PROMPT >> Every entry below, first to last, should be restated word for word.

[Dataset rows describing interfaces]
|---|
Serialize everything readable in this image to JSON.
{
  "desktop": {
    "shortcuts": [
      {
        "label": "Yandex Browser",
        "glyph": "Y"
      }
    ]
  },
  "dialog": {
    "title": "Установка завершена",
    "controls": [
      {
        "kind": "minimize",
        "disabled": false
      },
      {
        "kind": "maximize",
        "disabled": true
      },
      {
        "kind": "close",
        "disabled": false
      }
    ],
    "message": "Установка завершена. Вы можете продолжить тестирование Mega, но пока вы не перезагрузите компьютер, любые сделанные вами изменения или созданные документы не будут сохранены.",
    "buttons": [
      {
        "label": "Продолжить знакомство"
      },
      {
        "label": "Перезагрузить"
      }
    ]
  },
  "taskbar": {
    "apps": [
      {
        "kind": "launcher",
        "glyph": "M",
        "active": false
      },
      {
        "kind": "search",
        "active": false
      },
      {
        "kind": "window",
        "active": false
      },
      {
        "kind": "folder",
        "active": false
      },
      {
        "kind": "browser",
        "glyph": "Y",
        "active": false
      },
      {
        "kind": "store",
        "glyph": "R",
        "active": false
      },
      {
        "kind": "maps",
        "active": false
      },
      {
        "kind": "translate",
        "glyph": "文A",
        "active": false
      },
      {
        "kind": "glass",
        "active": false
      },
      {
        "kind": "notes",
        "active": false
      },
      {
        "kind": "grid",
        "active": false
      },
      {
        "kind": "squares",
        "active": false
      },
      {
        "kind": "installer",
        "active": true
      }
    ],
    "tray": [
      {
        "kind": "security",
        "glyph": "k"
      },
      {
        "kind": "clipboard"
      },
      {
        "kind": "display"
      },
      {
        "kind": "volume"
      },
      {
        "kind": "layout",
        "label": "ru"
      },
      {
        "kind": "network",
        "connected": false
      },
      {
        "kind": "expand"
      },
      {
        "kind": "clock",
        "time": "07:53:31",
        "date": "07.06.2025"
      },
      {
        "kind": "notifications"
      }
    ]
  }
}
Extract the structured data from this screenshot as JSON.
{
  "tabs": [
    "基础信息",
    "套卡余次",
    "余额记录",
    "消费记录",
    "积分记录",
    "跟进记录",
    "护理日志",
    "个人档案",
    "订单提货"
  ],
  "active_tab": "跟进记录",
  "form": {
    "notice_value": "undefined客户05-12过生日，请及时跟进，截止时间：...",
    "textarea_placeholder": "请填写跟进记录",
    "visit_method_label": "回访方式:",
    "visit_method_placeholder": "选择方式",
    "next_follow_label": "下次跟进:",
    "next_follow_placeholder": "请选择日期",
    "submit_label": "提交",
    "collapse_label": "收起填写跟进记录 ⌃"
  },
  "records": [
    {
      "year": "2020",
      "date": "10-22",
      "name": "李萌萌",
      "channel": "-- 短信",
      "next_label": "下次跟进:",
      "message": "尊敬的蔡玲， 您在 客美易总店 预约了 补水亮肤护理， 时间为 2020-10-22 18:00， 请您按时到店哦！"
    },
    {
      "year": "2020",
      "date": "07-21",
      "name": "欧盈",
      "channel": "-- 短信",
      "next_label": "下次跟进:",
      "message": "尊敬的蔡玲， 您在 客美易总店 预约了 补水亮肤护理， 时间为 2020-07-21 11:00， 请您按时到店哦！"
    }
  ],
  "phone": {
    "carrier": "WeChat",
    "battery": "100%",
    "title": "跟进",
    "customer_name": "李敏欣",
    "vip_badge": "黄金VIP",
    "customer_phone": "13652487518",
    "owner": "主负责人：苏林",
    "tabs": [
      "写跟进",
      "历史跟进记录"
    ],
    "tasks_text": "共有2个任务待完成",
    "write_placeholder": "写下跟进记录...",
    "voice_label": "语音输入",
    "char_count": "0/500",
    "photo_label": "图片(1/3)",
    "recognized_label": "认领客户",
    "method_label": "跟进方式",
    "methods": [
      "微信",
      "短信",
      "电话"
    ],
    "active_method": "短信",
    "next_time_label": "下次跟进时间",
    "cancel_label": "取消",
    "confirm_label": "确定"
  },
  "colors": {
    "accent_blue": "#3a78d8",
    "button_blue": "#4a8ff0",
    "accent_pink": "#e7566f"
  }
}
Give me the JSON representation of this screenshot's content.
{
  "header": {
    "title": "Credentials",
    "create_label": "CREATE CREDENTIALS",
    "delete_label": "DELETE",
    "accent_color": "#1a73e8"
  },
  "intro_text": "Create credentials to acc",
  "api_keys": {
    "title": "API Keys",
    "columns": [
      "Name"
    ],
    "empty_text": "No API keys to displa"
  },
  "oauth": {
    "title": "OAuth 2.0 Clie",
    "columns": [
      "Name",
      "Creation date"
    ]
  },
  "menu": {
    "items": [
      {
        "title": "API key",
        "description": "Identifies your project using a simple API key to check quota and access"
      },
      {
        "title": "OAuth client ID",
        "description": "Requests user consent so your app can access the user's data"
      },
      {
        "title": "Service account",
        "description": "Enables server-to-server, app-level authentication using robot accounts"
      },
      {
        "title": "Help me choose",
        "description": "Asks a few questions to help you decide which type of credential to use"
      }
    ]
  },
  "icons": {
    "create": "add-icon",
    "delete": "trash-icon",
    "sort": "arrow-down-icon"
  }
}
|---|
RESPONSE AREA >>
Serialize everything readable in this image to JSON.
{
  "desktop": {
    "shortcuts": [
      {
        "label": "Yandex Browser",
        "glyph": "Y"
      }
    ]
  },
  "dialog": {
    "title": "Установка завершена",
    "controls": [
      {
        "kind": "minimize",
        "disabled": false
      },
      {
        "kind": "maximize",
        "disabled": true
      },
      {
        "kind": "close",
        "disabled": false
      }
    ],
    "message": "Установка завершена. Вы можете продолжить тестирование Mega, но пока вы не перезагрузите компьютер, любые сделанные вами изменения или созданные документы не будут сохранены.",
    "buttons": [
      {
        "label": "Продолжить знакомство"
      },
      {
        "label": "Перезагрузить"
      }
    ]
  },
  "taskbar": {
    "apps": [
      {
        "kind": "launcher",
        "glyph": "M",
        "active": false
      },
      {
        "kind": "search",
        "active": false
      },
      {
        "kind": "window",
        "active": false
      },
      {
        "kind": "folder",
        "active": false
      },
      {
        "kind": "browser",
        "glyph": "Y",
        "active": false
      },
      {
        "kind": "store",
        "glyph": "R",
        "active": false
      },
      {
        "kind": "maps",
        "active": false
      },
      {
        "kind": "translate",
        "glyph": "文A",
        "active": false
      },
      {
        "kind": "glass",
        "active": false
      },
      {
        "kind": "notes",
        "active": false
      },
      {
        "kind": "grid",
        "active": false
      },
      {
        "kind": "squares",
        "active": false
      },
      {
        "kind": "installer",
        "active": true
      }
    ],
    "tray": [
      {
        "kind": "security",
        "glyph": "k"
      },
      {
        "kind": "clipboard"
      },
      {
        "kind": "display"
      },
      {
        "kind": "volume"
      },
      {
        "kind": "layout",
        "label": "ru"
      },
      {
        "kind": "network",
        "connected": false
      },
      {
        "kind": "expand"
      },
      {
        "kind": "clock",
        "time": "07:53:31",
        "date": "07.06.2025"
      },
      {
        "kind": "notifications"
      }
    ]
  }
}
Extract the structured data from this screenshot as JSON.
{
  "tabs": [
    "基础信息",
    "套卡余次",
    "余额记录",
    "消费记录",
    "积分记录",
    "跟进记录",
    "护理日志",
    "个人档案",
    "订单提货"
  ],
  "active_tab": "跟进记录",
  "form": {
    "notice_value": "undefined客户05-12过生日，请及时跟进，截止时间：...",
    "textarea_placeholder": "请填写跟进记录",
    "visit_method_label": "回访方式:",
    "visit_method_placeholder": "选择方式",
    "next_follow_label": "下次跟进:",
    "next_follow_placeholder": "请选择日期",
    "submit_label": "提交",
    "collapse_label": "收起填写跟进记录 ⌃"
  },
  "records": [
    {
      "year": "2020",
      "date": "10-22",
      "name": "李萌萌",
      "channel": "-- 短信",
      "next_label": "下次跟进:",
      "message": "尊敬的蔡玲， 您在 客美易总店 预约了 补水亮肤护理， 时间为 2020-10-22 18:00， 请您按时到店哦！"
    },
    {
      "year": "2020",
      "date": "07-21",
      "name": "欧盈",
      "channel": "-- 短信",
      "next_label": "下次跟进:",
      "message": "尊敬的蔡玲， 您在 客美易总店 预约了 补水亮肤护理， 时间为 2020-07-21 11:00， 请您按时到店哦！"
    }
  ],
  "phone": {
    "carrier": "WeChat",
    "battery": "100%",
    "title": "跟进",
    "customer_name": "李敏欣",
    "vip_badge": "黄金VIP",
    "customer_phone": "13652487518",
    "owner": "主负责人：苏林",
    "tabs": [
      "写跟进",
      "历史跟进记录"
    ],
    "tasks_text": "共有2个任务待完成",
    "write_placeholder": "写下跟进记录...",
    "voice_label": "语音输入",
    "char_count": "0/500",
    "photo_label": "图片(1/3)",
    "recognized_label": "认领客户",
    "method_label": "跟进方式",
    "methods": [
      "微信",
      "短信",
      "电话"
    ],
    "active_method": "短信",
    "next_time_label": "下次跟进时间",
    "cancel_label": "取消",
    "confirm_label": "确定"
  },
  "colors": {
    "accent_blue": "#3a78d8",
    "button_blue": "#4a8ff0",
    "accent_pink": "#e7566f"
  }
}
Give me the JSON representation of this screenshot's content.
{
  "header": {
    "title": "Credentials",
    "create_label": "CREATE CREDENTIALS",
    "delete_label": "DELETE",
    "accent_color": "#1a73e8"
  },
  "intro_text": "Create credentials to acc",
  "api_keys": {
    "title": "API Keys",
    "columns": [
      "Name"
    ],
    "empty_text": "No API keys to displa"
  },
  "oauth": {
    "title": "OAuth 2.0 Clie",
    "columns": [
      "Name",
      "Creation date"
    ]
  },
  "menu": {
    "items": [
      {
        "title": "API key",
        "description": "Identifies your project using a simple API key to check quota and access"
      },
      {
        "title": "OAuth client ID",
        "description": "Requests user consent so your app can access the user's data"
      },
      {
        "title": "Service account",
        "description": "Enables server-to-server, app-level authentication using robot accounts"
      },
      {
        "title": "Help me choose",
        "description": "Asks a few questions to help you decide which type of credential to use"
      }
    ]
  },
  "icons": {
    "create": "add-icon",
    "delete": "trash-icon",
    "sort": "arrow-down-icon"
  }
}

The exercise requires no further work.